There are two kinds of tomorrows...

Hi teachers,
Somebody asked me a question in my language and wanted me to translate it but I couldn’t…
I translated it as below but it is not correct.
There are two kinds of tomorrows. One is tomorrow and second is yesterday.

Many thanks.

Grammatically you can say “There are two kinds of tomorrow. One is tomorrow and the other is yesterday.”

Whether this actually makes any sense is debatable.

Thank you, dozy. Is there any expression or any other words used to form this sentence?

Untaught, is this a translation of a saying or expression in your language? If so, it probably can’t be translated literally. In English the meaning is very hard to understand. I would need to understand the original meaning in your language.

Yes. “Kal” is the word for both “tomorrow” and “yesterday” in my language. Therefore, I don’t know what expression is used to say this.

If the expression has a meaning beyond simple wordplay then that meaning could presumably be somehow translated (though perhaps not as pithily). However, you will need to explain using other words what that meaning is. It is not clear from the literal English translation.

Incidentally, when the expression is written in your language (which I’m assuming is probably Urdu), do you use different words for “tomorrow” and “yesterday” in the part “One is tomorrow and second is yesterday”? Or does it take the form “There are two kinds of kal.
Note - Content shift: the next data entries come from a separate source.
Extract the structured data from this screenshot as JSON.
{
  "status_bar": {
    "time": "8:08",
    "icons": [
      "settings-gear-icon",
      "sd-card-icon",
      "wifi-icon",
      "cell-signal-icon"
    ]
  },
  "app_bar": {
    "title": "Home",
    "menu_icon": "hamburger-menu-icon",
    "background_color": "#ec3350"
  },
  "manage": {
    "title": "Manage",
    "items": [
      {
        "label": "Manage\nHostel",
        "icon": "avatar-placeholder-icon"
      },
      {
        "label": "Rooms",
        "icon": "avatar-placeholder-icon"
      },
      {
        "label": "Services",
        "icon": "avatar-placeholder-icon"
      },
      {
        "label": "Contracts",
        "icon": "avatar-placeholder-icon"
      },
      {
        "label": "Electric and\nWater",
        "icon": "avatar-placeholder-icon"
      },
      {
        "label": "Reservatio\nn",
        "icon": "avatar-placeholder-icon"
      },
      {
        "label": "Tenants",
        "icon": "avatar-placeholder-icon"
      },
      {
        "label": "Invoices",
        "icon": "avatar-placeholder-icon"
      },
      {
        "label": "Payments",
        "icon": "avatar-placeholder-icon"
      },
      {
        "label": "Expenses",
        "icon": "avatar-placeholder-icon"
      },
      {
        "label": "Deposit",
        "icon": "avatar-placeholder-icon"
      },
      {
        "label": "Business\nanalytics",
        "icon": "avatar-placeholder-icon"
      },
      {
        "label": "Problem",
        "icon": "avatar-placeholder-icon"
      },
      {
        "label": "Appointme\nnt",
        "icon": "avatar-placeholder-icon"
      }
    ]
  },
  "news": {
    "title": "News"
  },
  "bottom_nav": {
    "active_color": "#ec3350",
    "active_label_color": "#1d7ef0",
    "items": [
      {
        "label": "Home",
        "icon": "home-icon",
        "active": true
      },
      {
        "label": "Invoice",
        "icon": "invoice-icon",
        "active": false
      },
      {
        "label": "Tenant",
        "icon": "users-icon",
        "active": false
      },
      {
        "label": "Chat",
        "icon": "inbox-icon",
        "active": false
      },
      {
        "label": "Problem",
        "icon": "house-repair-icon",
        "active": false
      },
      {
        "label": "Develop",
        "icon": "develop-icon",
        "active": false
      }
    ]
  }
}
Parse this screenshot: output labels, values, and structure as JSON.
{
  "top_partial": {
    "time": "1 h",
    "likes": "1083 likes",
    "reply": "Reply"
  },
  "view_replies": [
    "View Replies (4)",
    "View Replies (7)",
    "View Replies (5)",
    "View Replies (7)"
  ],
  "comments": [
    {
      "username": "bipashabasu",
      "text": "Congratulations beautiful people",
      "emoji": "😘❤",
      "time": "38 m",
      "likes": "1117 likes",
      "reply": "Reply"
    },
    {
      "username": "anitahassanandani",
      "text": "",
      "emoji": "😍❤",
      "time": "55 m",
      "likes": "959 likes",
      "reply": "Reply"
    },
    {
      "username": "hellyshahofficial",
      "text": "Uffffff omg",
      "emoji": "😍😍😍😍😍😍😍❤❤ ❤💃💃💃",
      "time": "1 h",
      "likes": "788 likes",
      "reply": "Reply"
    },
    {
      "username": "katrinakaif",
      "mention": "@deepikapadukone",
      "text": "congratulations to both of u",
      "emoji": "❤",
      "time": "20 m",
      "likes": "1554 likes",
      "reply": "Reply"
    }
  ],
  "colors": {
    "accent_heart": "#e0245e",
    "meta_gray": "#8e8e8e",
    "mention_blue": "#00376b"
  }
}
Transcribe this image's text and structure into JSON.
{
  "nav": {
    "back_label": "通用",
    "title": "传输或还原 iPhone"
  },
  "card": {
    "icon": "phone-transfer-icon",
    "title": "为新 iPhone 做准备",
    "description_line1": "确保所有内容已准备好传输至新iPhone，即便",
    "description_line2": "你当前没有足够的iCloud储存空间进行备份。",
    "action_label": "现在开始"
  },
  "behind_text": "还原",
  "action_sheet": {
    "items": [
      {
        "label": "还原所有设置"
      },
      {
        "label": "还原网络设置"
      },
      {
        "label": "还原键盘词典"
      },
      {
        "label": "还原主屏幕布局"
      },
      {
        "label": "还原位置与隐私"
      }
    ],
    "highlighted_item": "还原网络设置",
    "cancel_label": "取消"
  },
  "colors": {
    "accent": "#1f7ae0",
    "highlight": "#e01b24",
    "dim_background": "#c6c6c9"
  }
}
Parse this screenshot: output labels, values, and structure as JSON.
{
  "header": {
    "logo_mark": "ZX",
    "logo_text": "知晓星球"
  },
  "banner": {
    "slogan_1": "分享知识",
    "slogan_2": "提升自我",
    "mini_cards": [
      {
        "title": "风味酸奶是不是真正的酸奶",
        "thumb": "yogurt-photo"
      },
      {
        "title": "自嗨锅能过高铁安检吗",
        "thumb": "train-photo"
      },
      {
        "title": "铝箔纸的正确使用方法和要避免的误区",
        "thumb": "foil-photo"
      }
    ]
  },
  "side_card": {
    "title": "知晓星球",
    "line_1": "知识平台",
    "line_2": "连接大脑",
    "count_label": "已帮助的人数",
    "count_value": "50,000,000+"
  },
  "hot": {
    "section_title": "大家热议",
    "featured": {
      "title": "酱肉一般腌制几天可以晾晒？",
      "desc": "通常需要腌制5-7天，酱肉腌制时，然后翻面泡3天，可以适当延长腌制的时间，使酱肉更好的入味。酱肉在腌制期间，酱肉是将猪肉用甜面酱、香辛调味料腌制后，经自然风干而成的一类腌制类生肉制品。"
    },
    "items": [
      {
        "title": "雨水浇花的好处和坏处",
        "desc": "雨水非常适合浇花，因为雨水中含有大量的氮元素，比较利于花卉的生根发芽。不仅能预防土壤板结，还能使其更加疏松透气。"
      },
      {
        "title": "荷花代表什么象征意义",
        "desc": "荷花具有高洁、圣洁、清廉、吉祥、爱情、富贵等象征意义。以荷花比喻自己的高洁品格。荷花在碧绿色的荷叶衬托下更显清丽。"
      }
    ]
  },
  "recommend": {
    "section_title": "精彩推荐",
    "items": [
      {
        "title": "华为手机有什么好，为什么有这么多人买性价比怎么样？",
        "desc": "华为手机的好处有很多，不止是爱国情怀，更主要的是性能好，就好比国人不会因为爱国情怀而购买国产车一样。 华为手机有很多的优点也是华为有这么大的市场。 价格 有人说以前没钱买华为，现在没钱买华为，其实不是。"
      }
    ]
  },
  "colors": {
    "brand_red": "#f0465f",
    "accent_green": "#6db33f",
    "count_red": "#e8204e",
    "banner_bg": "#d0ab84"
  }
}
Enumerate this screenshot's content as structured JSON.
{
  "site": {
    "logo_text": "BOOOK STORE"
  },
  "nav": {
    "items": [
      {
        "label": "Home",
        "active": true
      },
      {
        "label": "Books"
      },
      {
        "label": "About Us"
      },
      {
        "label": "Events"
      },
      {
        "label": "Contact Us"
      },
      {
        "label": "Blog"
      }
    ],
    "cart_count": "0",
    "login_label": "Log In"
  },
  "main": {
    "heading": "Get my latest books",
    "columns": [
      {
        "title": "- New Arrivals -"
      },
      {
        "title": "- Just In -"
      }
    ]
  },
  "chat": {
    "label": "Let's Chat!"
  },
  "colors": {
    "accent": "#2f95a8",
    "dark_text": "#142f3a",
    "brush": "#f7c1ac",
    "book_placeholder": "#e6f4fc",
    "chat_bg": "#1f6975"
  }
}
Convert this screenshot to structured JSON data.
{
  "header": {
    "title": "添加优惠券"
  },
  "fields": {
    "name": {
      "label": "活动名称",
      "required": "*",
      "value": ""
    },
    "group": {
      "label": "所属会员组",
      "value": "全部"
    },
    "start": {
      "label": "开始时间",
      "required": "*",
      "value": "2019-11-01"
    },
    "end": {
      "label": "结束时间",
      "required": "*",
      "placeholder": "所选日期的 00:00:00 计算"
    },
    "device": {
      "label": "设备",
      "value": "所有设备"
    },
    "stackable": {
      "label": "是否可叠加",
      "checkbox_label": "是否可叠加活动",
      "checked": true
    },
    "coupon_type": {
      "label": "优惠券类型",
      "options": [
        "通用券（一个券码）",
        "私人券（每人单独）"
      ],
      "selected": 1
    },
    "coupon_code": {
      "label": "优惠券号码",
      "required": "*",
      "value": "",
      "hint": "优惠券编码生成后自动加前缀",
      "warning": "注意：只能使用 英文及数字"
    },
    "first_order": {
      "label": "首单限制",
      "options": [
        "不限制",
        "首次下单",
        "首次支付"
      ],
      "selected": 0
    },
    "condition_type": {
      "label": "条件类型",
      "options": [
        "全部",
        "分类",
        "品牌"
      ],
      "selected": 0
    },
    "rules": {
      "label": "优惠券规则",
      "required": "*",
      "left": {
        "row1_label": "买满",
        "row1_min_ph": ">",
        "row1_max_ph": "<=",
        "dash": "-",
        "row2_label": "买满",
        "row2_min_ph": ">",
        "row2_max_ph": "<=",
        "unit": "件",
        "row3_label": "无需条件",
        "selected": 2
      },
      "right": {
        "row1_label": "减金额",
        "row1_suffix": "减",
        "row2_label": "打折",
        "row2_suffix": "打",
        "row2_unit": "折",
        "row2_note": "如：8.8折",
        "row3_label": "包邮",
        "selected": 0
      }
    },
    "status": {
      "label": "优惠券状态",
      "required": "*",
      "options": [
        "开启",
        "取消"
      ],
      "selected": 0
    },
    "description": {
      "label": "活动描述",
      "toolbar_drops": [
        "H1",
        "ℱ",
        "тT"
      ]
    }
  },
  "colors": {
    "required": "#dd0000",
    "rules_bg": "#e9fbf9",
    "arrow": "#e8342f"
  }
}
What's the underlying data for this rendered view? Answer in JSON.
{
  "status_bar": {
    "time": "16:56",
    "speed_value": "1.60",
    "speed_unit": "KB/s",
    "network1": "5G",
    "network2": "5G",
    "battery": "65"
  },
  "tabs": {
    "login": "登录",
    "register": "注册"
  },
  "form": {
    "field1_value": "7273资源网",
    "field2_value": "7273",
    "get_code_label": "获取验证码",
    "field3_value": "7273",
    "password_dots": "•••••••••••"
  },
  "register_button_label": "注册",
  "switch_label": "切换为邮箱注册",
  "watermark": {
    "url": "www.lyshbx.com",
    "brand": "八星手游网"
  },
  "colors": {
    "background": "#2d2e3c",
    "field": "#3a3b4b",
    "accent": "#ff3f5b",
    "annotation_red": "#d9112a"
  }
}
One is kal and the other is kal.”?

I googled and found this.
Time is of two
types - one is the
Future and other is
the Past. What do you think?

That should say “one is the Future and the other is the Past.” However, since I do not understand what the original expression means in your language, I cannot comment on whether this is a plausible translation.

It means exactly: “there are two kinds of tomorrow: one is tomorrow and the other is yesterday.” but since in Urdu, “kal” is the only word used for both. We understand through contexts.

In English, using ‘tomorrow’ doesn’t make sense.
‘There are two kinds of time…’ is an improvement.

Untaught, as I have explained several times, this does not make sense in English. It sounds like a riddle, or some kind of nonsense saying.

Yes, it doesn’t make sense. I asked an English professor. He said, “it’s a proverb and I will tell you later.”